▸ Task to carry out
Find the lines in the records below that contain "http", and report each of them.

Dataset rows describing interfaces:
++++++++++++++++++++
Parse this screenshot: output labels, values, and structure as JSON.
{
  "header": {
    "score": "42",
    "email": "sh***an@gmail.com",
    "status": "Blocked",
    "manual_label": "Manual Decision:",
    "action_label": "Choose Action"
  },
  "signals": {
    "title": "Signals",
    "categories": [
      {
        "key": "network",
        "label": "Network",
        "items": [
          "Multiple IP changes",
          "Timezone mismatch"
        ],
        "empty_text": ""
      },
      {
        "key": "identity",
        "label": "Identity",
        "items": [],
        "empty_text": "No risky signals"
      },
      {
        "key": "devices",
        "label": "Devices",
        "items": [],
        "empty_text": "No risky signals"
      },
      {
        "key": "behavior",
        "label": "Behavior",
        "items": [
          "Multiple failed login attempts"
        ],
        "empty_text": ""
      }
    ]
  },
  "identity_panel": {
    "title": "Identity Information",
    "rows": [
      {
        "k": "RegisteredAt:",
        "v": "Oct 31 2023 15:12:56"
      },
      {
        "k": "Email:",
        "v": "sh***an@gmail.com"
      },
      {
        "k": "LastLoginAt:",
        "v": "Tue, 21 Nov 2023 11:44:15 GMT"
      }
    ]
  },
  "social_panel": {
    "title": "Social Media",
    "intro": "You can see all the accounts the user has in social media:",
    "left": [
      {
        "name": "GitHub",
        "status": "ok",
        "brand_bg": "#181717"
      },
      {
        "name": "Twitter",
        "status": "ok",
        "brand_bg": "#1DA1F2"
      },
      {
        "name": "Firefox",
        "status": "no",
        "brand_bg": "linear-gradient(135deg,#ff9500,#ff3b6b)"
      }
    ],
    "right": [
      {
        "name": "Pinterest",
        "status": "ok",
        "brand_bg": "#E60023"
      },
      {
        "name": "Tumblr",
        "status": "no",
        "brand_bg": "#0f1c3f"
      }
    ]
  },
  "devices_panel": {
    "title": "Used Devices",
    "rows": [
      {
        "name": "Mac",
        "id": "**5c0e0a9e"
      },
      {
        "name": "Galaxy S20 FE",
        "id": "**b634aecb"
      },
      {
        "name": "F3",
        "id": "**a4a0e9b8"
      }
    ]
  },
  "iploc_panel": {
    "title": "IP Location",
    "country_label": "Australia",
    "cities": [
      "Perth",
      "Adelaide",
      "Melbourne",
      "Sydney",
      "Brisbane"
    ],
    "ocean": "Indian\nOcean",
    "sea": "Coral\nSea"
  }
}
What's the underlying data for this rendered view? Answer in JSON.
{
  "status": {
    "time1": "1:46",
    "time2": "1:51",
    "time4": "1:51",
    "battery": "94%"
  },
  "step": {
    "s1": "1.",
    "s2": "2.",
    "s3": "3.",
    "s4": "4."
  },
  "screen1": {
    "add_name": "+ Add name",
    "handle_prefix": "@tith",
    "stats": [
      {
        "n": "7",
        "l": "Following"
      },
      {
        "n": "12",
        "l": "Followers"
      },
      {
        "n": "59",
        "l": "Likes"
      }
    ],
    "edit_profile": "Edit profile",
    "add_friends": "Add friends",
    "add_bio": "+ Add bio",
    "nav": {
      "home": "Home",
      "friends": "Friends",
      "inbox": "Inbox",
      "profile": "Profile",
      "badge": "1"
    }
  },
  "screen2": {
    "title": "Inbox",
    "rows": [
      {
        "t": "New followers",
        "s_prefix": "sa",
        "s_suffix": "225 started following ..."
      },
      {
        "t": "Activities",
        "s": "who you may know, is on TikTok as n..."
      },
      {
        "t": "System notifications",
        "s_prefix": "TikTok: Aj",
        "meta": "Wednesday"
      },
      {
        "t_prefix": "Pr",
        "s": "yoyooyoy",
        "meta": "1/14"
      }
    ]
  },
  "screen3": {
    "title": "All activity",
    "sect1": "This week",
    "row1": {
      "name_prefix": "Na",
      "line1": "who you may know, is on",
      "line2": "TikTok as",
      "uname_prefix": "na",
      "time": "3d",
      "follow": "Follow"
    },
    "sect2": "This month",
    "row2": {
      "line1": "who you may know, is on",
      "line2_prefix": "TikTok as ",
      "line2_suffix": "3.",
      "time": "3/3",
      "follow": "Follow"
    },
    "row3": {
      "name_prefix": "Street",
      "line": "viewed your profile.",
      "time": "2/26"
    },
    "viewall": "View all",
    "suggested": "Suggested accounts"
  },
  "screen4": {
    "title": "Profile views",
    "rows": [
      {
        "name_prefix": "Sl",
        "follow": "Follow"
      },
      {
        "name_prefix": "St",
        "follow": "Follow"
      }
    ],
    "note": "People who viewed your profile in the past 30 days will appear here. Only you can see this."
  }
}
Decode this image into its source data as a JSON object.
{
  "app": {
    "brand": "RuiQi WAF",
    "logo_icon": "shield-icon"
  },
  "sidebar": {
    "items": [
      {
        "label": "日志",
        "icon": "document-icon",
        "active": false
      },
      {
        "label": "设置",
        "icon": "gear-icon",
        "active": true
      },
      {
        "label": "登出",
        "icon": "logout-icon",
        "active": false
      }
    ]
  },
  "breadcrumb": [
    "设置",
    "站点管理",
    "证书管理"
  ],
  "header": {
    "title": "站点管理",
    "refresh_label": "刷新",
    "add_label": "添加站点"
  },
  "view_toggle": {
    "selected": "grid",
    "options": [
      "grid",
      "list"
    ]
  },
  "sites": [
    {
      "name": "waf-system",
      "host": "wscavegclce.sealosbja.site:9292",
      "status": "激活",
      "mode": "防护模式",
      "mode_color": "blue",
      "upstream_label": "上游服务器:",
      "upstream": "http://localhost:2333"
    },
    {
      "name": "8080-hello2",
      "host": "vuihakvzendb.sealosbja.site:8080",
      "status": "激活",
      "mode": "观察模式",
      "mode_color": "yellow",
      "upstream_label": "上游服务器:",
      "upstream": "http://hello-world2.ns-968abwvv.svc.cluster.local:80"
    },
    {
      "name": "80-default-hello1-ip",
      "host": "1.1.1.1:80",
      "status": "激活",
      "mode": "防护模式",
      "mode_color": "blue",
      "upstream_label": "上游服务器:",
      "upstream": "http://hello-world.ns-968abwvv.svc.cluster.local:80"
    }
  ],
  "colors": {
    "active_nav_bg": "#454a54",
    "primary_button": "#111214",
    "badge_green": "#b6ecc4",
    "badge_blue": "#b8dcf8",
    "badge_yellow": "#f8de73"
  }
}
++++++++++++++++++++
▸ Answer to the problem
      "upstream": "http://localhost:2333"
      "upstream": "http://hello-world2.ns-968abwvv.svc.cluster.local:80"
      "upstream": "http://hello-world.ns-968abwvv.svc.cluster.local:80"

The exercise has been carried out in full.